Cameron Students Lend Help in Shawnee Tornado Clean-up

SHAWNEE, Okla._ Some Cameron students aren't spending their first few days of summer at the pool.

Instead, the group is helping to clean up what a devastating tornado tore down. They left Tuesday morning for Shawnee, Oklahoma, volunteering through an international disaster relief organization called "Samaritan's Purse."

The tornado swept through town just over a week ago, but a quick look at the mess left behind tells anyone the clean-up is far from over.

The sight is truly heartbreaking. Crushed cars, people living in tents next to their demolished homes, and household appliances jutting from piles of endless debris.

Cornelius Morning, a Cameron sophomore  from California was taken aback by what she saw.

"I've never seen anything like this," she said. "I saw it on TV when I watched that movie 'Twister', but I didn't know this was real."

After hearing of the tornadoes, she said she couldn't find a way to help fast enough. When she heard of the Cameron group coming to Shawnee, she signed up immediately.

Leslie Cothren, the Student Activities Specialist at Cameron, said she wanted her students to get plugged in there for a specific reason.

"This seemed to be one of the more forgotten areas. Everyone is going to Moore, so we decided Shawnee was a good place to go," she said.

When the group arrived, they saw the need for immediate help.

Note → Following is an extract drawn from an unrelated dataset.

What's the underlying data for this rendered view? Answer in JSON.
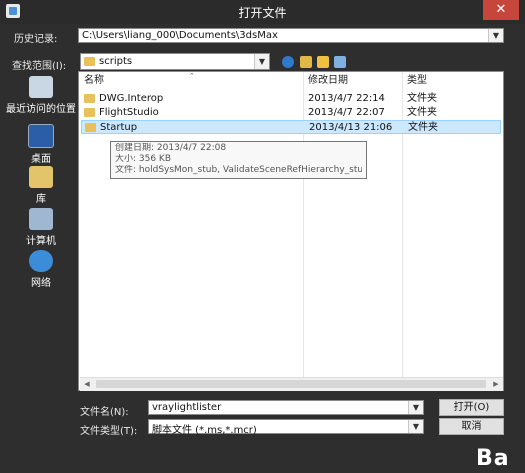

"It's just terrible that people's houses were destroyed and people lost everything they had," said Cameron sophomore Christopher Greene 

It's a lot more than I was expecting," said Sarah McLaughlin, another student volunteer. "It's gonna take a lot of cleanup."

Clean-up started as soon as they got to their destination. Their job, to sort through debris putting leaves and garbage in one pile and keepsakes in another, all while being surrounded by the former homeowners some now living in tents.

"It's rough. You don't think of that part. You think, 'Oh, they're gonna be in a hotel,'. But, this is their home. This is their family property or their land, or where they grew up. So it's hard to just leave it and go somewhere else when all your stuff is here, even if it's not the way that you knew it," Cothren said.

There is always a light at the end of the tunnel though, and today it came in the form of a tiny, but meaningful keepsake that somehow weathered the storm.

"We found a Christmas ornament, wrapped up in a piece of paper," Morning said. "It was perfect, like brand new."

The group of Cameron students did just what they needed to on Tuesday, reminding the people of Shawnee they are anything but forgotten, and that in the wake of disaster there is always hope.

Many of those students expressed an interest in returning to Shawnee when the rebuilding"process begins. Cothren said she is working to get groups together to go on Fridays once the fall semester begins.